Benjamin, whose birth name is Owen Smith, directed comments at David Hogg, a student who was present on Feb. 14 when Nikolas Cruz killed 17 people at Marjory Stoneman Douglass High School in Parkland, Florida. Hogg is now a gun-regulation activist. One of Benjamin’s tweets that apparently led to his suspensions challenged Hogg’s physical maturity and suggested he was not old enough to tell a grown man not to own a gun. The Enterprise has decided the comment is too inappropriate to republish.

“College is gay [by the way],” Benjamin added to Hogg. “Enjoy gay college. LOL.”

Benjamin himself is an alumnus of Plattsburgh State University.

On Thursday, Benjamin posted on his Facebook, saying, “Both twitter accounts suspended and now my ability to make an income has been revoked.”

He asked people to become his supporters on Patreon, which is essentially a way for audiences to fund creative types. For example, YouTube is a free platform for uploading and watching videos, but with Patreon, a person who likes an artist can pay him or her to keep creating videos.
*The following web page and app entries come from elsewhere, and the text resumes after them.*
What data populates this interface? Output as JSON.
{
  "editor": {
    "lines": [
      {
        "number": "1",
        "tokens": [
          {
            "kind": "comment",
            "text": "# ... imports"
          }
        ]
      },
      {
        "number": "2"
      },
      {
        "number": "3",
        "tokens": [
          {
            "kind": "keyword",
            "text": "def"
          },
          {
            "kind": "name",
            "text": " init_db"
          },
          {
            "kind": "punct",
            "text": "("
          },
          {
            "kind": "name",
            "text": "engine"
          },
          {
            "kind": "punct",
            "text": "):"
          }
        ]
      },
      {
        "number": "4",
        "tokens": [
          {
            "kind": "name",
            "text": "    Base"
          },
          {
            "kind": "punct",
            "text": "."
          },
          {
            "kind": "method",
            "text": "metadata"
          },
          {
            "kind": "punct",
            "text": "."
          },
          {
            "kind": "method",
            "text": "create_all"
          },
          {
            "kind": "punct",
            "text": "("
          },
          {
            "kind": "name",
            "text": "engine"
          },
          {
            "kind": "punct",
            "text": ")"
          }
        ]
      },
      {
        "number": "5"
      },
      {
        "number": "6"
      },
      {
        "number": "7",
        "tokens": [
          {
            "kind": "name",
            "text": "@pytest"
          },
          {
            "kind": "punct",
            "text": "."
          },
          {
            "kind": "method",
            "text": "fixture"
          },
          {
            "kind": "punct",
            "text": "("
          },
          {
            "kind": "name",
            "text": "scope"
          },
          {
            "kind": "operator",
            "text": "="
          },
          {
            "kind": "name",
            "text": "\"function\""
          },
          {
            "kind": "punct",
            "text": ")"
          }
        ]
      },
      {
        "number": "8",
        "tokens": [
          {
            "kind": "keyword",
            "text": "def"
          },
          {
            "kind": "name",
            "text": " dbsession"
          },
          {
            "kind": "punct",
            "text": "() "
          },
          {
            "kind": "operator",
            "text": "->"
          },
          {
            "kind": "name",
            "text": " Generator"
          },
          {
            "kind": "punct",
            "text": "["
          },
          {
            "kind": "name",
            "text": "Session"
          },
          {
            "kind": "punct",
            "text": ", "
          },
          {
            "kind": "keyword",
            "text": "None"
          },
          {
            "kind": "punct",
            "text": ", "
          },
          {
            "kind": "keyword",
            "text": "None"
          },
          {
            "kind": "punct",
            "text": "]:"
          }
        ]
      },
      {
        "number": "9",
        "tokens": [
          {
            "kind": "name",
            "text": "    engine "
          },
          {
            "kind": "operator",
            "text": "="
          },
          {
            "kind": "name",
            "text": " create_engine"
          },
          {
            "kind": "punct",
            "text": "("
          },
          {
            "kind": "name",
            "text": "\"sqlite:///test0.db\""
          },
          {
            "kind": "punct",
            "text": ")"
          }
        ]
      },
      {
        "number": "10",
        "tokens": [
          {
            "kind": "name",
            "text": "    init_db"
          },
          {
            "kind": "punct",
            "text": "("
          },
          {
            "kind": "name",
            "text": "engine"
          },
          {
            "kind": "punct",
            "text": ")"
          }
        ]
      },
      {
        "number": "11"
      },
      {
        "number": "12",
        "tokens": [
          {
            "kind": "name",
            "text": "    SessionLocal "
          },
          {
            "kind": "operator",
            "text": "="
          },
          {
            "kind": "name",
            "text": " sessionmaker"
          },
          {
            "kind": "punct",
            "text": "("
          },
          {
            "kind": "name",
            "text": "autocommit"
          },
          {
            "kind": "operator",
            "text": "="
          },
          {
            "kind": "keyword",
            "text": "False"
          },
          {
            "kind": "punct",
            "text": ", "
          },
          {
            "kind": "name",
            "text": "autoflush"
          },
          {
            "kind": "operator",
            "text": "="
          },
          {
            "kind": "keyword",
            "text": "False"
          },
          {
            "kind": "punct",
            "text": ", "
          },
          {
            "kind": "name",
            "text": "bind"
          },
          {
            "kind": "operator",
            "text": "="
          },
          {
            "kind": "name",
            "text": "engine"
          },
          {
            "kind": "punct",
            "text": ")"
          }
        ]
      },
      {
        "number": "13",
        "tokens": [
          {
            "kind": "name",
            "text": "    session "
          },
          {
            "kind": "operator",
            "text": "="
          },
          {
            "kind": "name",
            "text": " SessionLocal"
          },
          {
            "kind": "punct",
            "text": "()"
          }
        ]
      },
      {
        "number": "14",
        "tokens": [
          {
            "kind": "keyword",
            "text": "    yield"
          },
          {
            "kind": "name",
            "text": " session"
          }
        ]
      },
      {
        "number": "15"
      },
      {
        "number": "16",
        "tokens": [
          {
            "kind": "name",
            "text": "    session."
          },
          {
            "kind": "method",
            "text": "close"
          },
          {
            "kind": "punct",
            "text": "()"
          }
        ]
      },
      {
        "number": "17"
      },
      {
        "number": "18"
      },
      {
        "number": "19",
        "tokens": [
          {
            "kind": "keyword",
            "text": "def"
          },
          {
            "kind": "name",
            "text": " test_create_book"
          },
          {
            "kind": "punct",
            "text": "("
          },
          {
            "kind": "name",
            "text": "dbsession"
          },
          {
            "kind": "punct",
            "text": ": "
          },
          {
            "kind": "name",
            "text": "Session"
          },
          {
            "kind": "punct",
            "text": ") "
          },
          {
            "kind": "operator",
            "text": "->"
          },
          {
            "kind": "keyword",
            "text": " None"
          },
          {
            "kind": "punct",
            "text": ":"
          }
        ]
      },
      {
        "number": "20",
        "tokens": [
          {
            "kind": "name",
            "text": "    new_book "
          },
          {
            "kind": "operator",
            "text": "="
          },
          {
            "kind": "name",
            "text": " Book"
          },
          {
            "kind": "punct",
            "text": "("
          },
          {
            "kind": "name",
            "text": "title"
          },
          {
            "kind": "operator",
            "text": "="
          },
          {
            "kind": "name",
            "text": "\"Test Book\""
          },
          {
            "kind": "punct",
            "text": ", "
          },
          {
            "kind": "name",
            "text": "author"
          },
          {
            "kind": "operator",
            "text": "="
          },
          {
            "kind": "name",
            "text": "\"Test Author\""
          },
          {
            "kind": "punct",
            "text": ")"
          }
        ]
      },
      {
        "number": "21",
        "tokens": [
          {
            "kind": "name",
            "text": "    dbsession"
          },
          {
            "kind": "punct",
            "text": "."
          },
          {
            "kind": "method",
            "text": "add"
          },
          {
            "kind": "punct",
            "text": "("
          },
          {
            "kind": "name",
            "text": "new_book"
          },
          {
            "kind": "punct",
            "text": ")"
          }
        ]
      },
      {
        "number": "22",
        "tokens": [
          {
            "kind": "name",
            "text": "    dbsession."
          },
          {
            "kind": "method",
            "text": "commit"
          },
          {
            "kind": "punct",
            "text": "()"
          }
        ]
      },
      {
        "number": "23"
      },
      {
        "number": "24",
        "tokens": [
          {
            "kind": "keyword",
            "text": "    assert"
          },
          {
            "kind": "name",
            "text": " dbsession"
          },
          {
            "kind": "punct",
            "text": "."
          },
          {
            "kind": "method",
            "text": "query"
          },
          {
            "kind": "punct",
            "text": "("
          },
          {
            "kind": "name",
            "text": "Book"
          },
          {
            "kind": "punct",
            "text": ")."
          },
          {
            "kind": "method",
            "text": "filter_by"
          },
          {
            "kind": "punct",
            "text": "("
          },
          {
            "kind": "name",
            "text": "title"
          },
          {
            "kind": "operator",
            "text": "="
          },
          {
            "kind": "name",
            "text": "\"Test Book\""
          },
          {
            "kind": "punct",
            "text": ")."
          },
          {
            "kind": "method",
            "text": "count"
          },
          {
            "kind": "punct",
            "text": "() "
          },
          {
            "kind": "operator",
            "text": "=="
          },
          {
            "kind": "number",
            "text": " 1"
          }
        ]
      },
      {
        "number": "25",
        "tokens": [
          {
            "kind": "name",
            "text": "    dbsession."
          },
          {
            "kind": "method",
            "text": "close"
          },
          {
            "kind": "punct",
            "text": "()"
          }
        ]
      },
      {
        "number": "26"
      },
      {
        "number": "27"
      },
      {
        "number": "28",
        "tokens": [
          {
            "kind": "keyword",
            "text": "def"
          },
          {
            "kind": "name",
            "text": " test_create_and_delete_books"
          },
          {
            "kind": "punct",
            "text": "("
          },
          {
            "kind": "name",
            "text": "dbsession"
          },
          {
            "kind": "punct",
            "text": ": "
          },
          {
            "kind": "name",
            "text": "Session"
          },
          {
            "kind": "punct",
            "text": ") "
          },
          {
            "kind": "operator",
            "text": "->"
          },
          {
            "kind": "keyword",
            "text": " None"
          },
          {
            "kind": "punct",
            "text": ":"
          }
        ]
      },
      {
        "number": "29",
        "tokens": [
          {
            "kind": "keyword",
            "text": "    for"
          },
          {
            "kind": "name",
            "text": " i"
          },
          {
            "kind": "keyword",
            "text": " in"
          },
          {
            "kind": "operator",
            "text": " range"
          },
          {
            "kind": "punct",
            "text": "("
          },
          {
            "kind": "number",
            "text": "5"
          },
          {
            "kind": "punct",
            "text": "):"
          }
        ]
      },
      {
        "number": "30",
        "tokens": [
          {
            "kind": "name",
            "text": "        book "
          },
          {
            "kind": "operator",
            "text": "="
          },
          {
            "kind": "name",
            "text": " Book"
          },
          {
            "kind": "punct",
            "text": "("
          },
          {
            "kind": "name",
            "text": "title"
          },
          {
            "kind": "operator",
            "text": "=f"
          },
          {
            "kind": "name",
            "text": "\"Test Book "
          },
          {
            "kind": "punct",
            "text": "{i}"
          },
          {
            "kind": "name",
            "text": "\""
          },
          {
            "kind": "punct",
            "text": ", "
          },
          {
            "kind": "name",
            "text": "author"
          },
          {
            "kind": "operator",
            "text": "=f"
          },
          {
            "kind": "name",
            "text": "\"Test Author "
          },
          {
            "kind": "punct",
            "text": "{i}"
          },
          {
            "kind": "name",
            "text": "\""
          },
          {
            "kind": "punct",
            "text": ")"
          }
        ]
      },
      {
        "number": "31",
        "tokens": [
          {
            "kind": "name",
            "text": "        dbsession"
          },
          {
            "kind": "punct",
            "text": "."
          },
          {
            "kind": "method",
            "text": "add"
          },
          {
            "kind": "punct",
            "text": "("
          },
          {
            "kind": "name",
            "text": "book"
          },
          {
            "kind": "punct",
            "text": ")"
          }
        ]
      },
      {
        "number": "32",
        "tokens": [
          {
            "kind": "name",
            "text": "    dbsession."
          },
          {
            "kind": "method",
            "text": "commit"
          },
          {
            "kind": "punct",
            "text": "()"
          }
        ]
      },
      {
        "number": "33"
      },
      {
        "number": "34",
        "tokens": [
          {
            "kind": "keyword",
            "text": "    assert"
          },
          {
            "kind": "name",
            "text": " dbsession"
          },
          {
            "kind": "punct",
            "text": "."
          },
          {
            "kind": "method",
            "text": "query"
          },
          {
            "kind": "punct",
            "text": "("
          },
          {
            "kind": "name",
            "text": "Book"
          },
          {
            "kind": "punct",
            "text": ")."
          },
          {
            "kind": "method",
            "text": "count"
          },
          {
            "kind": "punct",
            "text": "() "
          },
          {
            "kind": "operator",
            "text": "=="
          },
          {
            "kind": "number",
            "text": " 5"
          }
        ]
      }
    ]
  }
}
“This is disgusting,” Benjamin continued. “I have a two year old and a pregnant wife and [Twitter] just set my life back to [zero] with on[e] big swoop. I just worked tirelessly for the last 5 months building my online ability to make a living and it’s all gone. You will be next. Fight it now.”

Later Thursday night, Benjamin appeared on “Louder with Crowder,” a conservative commentary-comedy show on YouTube hosted by Stephen Crowder. Crowder is well known on YouTube for his “Change my mind” debates, where sets up on college campuses with signs that say things such as “Male privilege is a myth” and “I’m pro-gun,” and starts open discussions about the topics. Benjamin occasionally writes for the show.

Crowder asked Benjamin if he regretted linking Hogg’s Twitter account to his comments about him.

“Looking back, I can see an Achilles heel to it,” Benjamin said.

Benjamin then compared Hogg to Peta from the “Hunger Games” book series, saying he’s mainly just a tool and a face for anti-gun conspirators.

“As a comedian,” he said, “I feel I get to say the hyperbole and the ironies and the satires that a lot of academics and politicians aren’t allowed to say, and I’ve always enjoyed that position of mocking power.”

The suspensions come less than six weeks after Benjamin sang a song titled “That Nigga Stole My Bike” during a recorded comedy special at the Harrietstown Town Hall in Saranac Lake. Some found the song to be offensive, and the town supervisor publicly apologized for the show being in the town hall. At that point Benjamin went on a social media tear, blasting both local and national reactions against his song. The Enterprise reported on the controversy, and Benjamin affirmed on his Twitter that he appreciated the article despite the Hazlett Theatre in Pittsburgh canceling one of his upcoming shows in light of it.